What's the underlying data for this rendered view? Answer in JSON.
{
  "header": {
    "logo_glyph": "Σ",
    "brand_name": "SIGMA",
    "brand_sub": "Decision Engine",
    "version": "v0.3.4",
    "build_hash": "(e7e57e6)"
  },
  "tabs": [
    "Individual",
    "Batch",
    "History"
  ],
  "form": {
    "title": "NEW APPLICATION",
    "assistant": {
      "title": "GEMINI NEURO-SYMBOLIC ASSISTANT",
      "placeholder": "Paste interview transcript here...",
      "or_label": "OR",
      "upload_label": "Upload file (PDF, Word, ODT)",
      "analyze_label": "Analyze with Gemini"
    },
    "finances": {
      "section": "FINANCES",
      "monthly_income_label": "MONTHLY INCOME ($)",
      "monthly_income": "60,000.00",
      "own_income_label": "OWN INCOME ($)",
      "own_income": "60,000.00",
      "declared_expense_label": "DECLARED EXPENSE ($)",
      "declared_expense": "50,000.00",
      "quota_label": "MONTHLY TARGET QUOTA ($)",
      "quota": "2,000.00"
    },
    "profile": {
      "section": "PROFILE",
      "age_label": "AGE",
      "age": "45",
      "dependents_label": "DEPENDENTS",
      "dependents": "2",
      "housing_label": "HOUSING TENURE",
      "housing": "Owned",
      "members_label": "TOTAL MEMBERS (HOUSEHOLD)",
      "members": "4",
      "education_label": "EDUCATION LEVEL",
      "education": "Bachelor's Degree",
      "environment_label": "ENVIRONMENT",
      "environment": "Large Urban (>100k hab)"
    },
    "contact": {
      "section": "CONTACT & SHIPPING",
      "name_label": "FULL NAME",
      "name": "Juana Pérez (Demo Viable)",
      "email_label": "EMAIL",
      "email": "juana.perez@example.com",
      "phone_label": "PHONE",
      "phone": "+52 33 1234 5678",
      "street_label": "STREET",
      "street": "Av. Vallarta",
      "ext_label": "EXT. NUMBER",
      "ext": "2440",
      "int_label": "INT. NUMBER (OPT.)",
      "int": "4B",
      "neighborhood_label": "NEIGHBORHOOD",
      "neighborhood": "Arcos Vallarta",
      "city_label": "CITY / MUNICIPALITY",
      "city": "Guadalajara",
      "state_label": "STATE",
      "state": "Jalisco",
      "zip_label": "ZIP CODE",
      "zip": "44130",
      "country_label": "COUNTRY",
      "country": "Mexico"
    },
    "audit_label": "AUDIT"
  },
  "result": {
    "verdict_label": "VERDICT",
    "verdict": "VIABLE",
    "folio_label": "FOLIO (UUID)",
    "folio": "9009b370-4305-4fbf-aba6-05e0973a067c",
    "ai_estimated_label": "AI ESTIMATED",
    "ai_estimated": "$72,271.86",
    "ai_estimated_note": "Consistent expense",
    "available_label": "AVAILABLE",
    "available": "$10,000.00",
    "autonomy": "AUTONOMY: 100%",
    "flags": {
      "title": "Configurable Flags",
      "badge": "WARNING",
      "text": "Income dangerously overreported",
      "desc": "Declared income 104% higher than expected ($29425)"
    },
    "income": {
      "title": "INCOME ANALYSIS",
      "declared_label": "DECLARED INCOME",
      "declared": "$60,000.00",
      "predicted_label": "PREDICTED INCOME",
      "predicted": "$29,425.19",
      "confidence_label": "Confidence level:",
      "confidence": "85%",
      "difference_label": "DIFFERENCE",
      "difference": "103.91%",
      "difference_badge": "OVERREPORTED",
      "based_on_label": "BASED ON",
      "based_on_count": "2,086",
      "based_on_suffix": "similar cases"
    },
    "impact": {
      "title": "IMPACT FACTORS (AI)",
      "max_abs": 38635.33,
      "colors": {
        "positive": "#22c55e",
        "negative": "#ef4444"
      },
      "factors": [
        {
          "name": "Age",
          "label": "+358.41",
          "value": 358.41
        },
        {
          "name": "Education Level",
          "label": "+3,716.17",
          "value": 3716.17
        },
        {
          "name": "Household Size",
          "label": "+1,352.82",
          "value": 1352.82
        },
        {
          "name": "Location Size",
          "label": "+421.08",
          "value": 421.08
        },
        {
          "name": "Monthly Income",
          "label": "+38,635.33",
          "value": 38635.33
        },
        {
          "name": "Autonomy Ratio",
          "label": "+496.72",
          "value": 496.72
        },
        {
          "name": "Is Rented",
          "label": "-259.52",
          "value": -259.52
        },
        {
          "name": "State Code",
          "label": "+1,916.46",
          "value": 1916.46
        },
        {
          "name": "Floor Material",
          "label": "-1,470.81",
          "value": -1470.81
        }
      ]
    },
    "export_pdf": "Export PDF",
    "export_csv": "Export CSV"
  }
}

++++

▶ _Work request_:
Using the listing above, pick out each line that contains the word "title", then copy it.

▶ _Solution_:
    "title": "NEW APPLICATION",
      "title": "GEMINI NEURO-SYMBOLIC ASSISTANT",
      "title": "Configurable Flags",
      "title": "INCOME ANALYSIS",
      "title": "IMPACT FACTORS (AI)",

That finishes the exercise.